Each line below must be set down exactly; omit any image you find.
Given data below:
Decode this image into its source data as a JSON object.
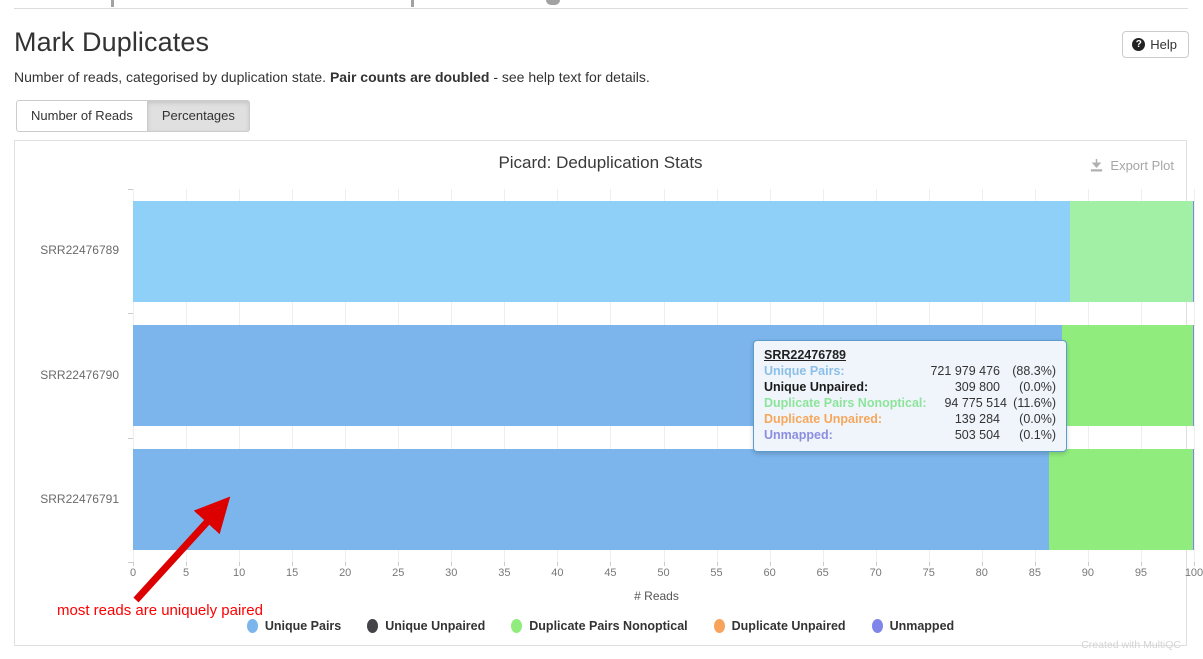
{
  "header": {
    "title": "Mark Duplicates",
    "subtitle_pre": "Number of reads, categorised by duplication state. ",
    "subtitle_bold": "Pair counts are doubled",
    "subtitle_post": " - see help text for details.",
    "help_label": "Help",
    "help_icon": "question-circle-icon"
  },
  "tabs": [
    {
      "label": "Number of Reads",
      "active": false
    },
    {
      "label": "Percentages",
      "active": true
    }
  ],
  "panel": {
    "chart_title": "Picard: Deduplication Stats",
    "export_label": "Export Plot",
    "export_icon": "download-icon"
  },
  "tooltip": {
    "sample": "SRR22476789",
    "rows": [
      {
        "label": "Unique Pairs:",
        "value": "721 979 476",
        "percent": "(88.3%)",
        "color": "#8bbfe8"
      },
      {
        "label": "Unique Unpaired:",
        "value": "309 800",
        "percent": "(0.0%)",
        "color": "#1a1a1a"
      },
      {
        "label": "Duplicate Pairs Nonoptical:",
        "value": "94 775 514",
        "percent": "(11.6%)",
        "color": "#8ce49b"
      },
      {
        "label": "Duplicate Unpaired:",
        "value": "139 284",
        "percent": "(0.0%)",
        "color": "#f5a75b"
      },
      {
        "label": "Unmapped:",
        "value": "503 504",
        "percent": "(0.1%)",
        "color": "#8b8ee0"
      }
    ]
  },
  "legend": [
    {
      "label": "Unique Pairs",
      "color": "#7cb5ec"
    },
    {
      "label": "Unique Unpaired",
      "color": "#434348"
    },
    {
      "label": "Duplicate Pairs Nonoptical",
      "color": "#90ed7d"
    },
    {
      "label": "Duplicate Unpaired",
      "color": "#f7a35c"
    },
    {
      "label": "Unmapped",
      "color": "#8085e9"
    }
  ],
  "annotation": {
    "text": "most reads are uniquely paired",
    "color": "#dd0000"
  },
  "footer": {
    "note": "Created with MultiQC"
  },
  "chart_data": {
    "type": "bar",
    "orientation": "horizontal",
    "stacked": true,
    "title": "Picard: Deduplication Stats",
    "xlabel": "# Reads",
    "ylabel": "",
    "xlim": [
      0,
      100
    ],
    "xticks": [
      0,
      5,
      10,
      15,
      20,
      25,
      30,
      35,
      40,
      45,
      50,
      55,
      60,
      65,
      70,
      75,
      80,
      85,
      90,
      95,
      100
    ],
    "grid": true,
    "legend_position": "bottom",
    "categories": [
      "SRR22476789",
      "SRR22476790",
      "SRR22476791"
    ],
    "series": [
      {
        "name": "Unique Pairs",
        "color": "#7cb5ec",
        "values": [
          88.3,
          87.6,
          86.3
        ]
      },
      {
        "name": "Unique Unpaired",
        "color": "#434348",
        "values": [
          0.0,
          0.0,
          0.0
        ]
      },
      {
        "name": "Duplicate Pairs Nonoptical",
        "color": "#90ed7d",
        "values": [
          11.6,
          12.3,
          13.6
        ]
      },
      {
        "name": "Duplicate Unpaired",
        "color": "#f7a35c",
        "values": [
          0.0,
          0.0,
          0.0
        ]
      },
      {
        "name": "Unmapped",
        "color": "#8085e9",
        "values": [
          0.1,
          0.1,
          0.1
        ]
      }
    ],
    "hovered_category": "SRR22476789"
  }
}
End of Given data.
### Answer to this exercise
Decode this image into its source data as a JSON object.
{
  "header": {
    "title": "Mark Duplicates",
    "subtitle_pre": "Number of reads, categorised by duplication state. ",
    "subtitle_bold": "Pair counts are doubled",
    "subtitle_post": " - see help text for details.",
    "help_label": "Help",
    "help_icon": "question-circle-icon"
  },
  "tabs": [
    {
      "label": "Number of Reads",
      "active": false
    },
    {
      "label": "Percentages",
      "active": true
    }
  ],
  "panel": {
    "chart_title": "Picard: Deduplication Stats",
    "export_label": "Export Plot",
    "export_icon": "download-icon"
  },
  "tooltip": {
    "sample": "SRR22476789",
    "rows": [
      {
        "label": "Unique Pairs:",
        "value": "721 979 476",
        "percent": "(88.3%)",
        "color": "#8bbfe8"
      },
      {
        "label": "Unique Unpaired:",
        "value": "309 800",
        "percent": "(0.0%)",
        "color": "#1a1a1a"
      },
      {
        "label": "Duplicate Pairs Nonoptical:",
        "value": "94 775 514",
        "percent": "(11.6%)",
        "color": "#8ce49b"
      },
      {
        "label": "Duplicate Unpaired:",
        "value": "139 284",
        "percent": "(0.0%)",
        "color": "#f5a75b"
      },
      {
        "label": "Unmapped:",
        "value": "503 504",
        "percent": "(0.1%)",
        "color": "#8b8ee0"
      }
    ]
  },
  "legend": [
    {
      "label": "Unique Pairs",
      "color": "#7cb5ec"
    },
    {
      "label": "Unique Unpaired",
      "color": "#434348"
    },
    {
      "label": "Duplicate Pairs Nonoptical",
      "color": "#90ed7d"
    },
    {
      "label": "Duplicate Unpaired",
      "color": "#f7a35c"
    },
    {
      "label": "Unmapped",
      "color": "#8085e9"
    }
  ],
  "annotation": {
    "text": "most reads are uniquely paired",
    "color": "#dd0000"
  },
  "footer": {
    "note": "Created with MultiQC"
  },
  "chart_data": {
    "type": "bar",
    "orientation": "horizontal",
    "stacked": true,
    "title": "Picard: Deduplication Stats",
    "xlabel": "# Reads",
    "ylabel": "",
    "xlim": [
      0,
      100
    ],
    "xticks": [
      0,
      5,
      10,
      15,
      20,
      25,
      30,
      35,
      40,
      45,
      50,
      55,
      60,
      65,
      70,
      75,
      80,
      85,
      90,
      95,
      100
    ],
    "grid": true,
    "legend_position": "bottom",
    "categories": [
      "SRR22476789",
      "SRR22476790",
      "SRR22476791"
    ],
    "series": [
      {
        "name": "Unique Pairs",
        "color": "#7cb5ec",
        "values": [
          88.3,
          87.6,
          86.3
        ]
      },
      {
        "name": "Unique Unpaired",
        "color": "#434348",
        "values": [
          0.0,
          0.0,
          0.0
        ]
      },
      {
        "name": "Duplicate Pairs Nonoptical",
        "color": "#90ed7d",
        "values": [
          11.6,
          12.3,
          13.6
        ]
      },
      {
        "name": "Duplicate Unpaired",
        "color": "#f7a35c",
        "values": [
          0.0,
          0.0,
          0.0
        ]
      },
      {
        "name": "Unmapped",
        "color": "#8085e9",
        "values": [
          0.1,
          0.1,
          0.1
        ]
      }
    ],
    "hovered_category": "SRR22476789"
  }
}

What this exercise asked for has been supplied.